Note from the Fluoride Action Network (EC)
Mentioned in this article is Sulfoxaflor, a fluorinated insecticide that is highly toxic to bees. U.S. EPA gave Dow AgroSciences unconditional approval for its use in 2013. In 2015 EPA revoked all it uses after it was remanded to do so by the 9th Circuit court. However, EPA found a way to continue its use by allowing its application on crops after they flower. Its CAS name is: N-[methyloxido[1-[6-(trifluoromethyl)-3-pyridinyl]ethyl]-?4-sulfanylidene]cyanamide and its molecular structure is
- With Brazil’s Bolsonaro administration in power for just 100 days, it has already approved 152 new pesticides for use, a record in such a short period of time, while another 1,300 pesticide requests for authorization from transnational companies await action. Most requests are from U.S., German and Chinese companies.
- Brazil is already the world’s largest user of pesticides and has an acknowledged pesticide poisoning problem, with 100,000 cases reported annually, with likely many more not reported. Agriculture Minister Tereza Cristina denies that pesticide fast tracking will cause any serious environmental or health problems.
- Newly authorized this year are the fungicide mancozeb (mostly banned in Canada), pesticide sulfoxaflor (associated with bee colony collapse disorder), and insecticide chlorpyrifos (banned in the U.S. in 2018 and associated with development disabilities in children).
- The control of both the executive and legislative branches of the Brazilian federal government by the bancada rualista agribusiness lobby means that it is very likely that bill PL 6299/2002 — called “the poison package” by critics — will be voted up this year. The legislation would greatly deregulate the approval process for pesticides.
With the ruralist lobby now in control of key sectors of the federal government, Brazil is rapidly approving new pesticides for use, some of which critics say are either unnecessary or excessively toxic. During the first 100 days of the Jair Bolsonaro administration, the Agriculture Ministry authorized the registration of 152 pesticides, putting Brazil on course to authorize more pesticides this year than in any previous year. Brazil is already the world’s largest user of pesticides.
The number of pesticides authorized each year has risen rapidly, from 139 in 2015 under the Dilma Rousseff administration, to 450 in 2018 under the Michel Temer government (see graph). An even higher number is expected to enter the Brazilian market this year, as the Agriculture Ministry considers registration of roughly another 1,300 pesticides. Most of these requests are coming from foreign multinational companies, mainly based in the United States, Germany and China, which is increasingly becoming an important supplier…
Controversial pesticides approved for first-time Brazilian use
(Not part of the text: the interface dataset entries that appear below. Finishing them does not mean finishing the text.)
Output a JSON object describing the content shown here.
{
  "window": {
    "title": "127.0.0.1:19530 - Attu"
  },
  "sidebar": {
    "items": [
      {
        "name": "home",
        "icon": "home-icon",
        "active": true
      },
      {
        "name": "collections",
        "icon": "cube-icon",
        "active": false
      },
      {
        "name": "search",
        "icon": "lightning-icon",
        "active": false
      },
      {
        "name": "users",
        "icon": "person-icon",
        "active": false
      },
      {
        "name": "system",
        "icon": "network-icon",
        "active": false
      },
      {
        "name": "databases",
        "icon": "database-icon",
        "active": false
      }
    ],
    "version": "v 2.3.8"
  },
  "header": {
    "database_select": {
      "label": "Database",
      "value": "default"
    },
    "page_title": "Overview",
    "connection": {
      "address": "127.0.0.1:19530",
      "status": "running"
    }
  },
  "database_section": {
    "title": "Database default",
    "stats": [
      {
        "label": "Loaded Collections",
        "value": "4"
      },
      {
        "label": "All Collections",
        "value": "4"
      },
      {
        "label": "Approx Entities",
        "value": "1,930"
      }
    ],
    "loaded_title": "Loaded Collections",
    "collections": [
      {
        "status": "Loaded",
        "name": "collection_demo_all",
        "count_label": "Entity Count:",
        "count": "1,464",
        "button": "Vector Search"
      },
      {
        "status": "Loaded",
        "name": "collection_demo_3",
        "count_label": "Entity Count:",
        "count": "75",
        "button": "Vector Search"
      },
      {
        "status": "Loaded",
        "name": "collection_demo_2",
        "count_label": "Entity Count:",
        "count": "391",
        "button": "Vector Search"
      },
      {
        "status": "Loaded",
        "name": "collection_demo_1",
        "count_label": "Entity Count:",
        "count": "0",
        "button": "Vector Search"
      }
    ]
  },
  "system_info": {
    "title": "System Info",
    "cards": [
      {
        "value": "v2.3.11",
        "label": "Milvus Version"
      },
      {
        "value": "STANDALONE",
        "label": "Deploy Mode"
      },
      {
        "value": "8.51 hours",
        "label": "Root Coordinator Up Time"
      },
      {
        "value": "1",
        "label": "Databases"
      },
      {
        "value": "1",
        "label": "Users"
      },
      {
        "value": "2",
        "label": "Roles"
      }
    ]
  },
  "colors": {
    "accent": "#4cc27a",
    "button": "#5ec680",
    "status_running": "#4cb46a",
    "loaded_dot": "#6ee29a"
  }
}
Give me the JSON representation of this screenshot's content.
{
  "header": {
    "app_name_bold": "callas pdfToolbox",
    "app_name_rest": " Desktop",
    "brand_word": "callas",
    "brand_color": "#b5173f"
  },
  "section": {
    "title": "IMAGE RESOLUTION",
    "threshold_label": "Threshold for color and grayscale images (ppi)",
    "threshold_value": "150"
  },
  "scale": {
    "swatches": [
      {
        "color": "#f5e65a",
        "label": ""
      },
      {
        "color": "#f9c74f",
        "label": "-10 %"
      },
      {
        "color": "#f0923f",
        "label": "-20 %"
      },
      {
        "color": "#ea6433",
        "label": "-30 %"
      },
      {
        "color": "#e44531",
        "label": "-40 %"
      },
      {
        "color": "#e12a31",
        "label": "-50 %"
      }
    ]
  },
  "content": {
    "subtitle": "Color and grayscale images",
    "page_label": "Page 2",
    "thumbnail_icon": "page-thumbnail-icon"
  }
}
Several of the pesticides authorized this year will be entirely new to Brazil. Some have already been classified by Brazil’s National Health Surveillance Agency (ANVISA) as “extremely toxic.” These include: mancozeb, a broad-spectrum fungicide used in agriculture and horticulture; the fungicide fluazinam; and the insecticide chlorpyrifos. In 2018 the Pest Management Regulatory Agency (PMRA) banned the use of mancozeb in Canada, except for foliar use on potatoes, due to “unacceptable risks to human health.” The US Environmental Protection Agency (EPA) banned the use of chlorpyrifos in 2018 after its use had been associated with development disabilities in children.
One particularly controversial newly approved chemical is sulfoxaflor. This pesticide was one of several believed to have caused an outbreak in Brazil of colony collapse disorder — the catastrophic sudden disappearance of worker bees from a bee colony, leading to the death of hives. According to a survey carried out by Agência Pública and Repórter Brasil, half a billion bees were found dead in four Brazilian states in the first quarter of 2019 — a staggeringly large die off posing a threat to the pollination of fruits and vegetables and to native vegetation.
But at a 9 April press conference, Agriculture Minister Cristina seemed unaware that Brazil has already authorized sulfoxaflor. She said then: “The problem with the bees is that a product called sulfoxaflor was used. This [toxin] is not registered in Brazil.… It probably entered Brazil illegally and is being used incorrectly and thus caused the death of the bees.” In fact, sulfoxaflor was authorized at the end of last year by the Temer administration, though the official decree was only issued in January of this year under the Bolsonaro government.
Sulfoxaflor is classified by Brazil’s ANVISA as “averagely toxic,” but this evaluation is challenged abroad. Dow Chemical initially developed sulfoxaflor as a safer alternative to neonicotinoids, known to be harmful to bees. It was initially approved by the US EPA in 2013, a decision reversed in 2015 when studies found that sulfoxaflor was also dangerous to bees. Today sulfoxaflor can still be used in the U.S., but only in restricted circumstances…
*Read this excellent article online at https://news.mongabay.com/2019/05/bolsonaro-administration-authorizes-150-pesticides-in-first-100-days/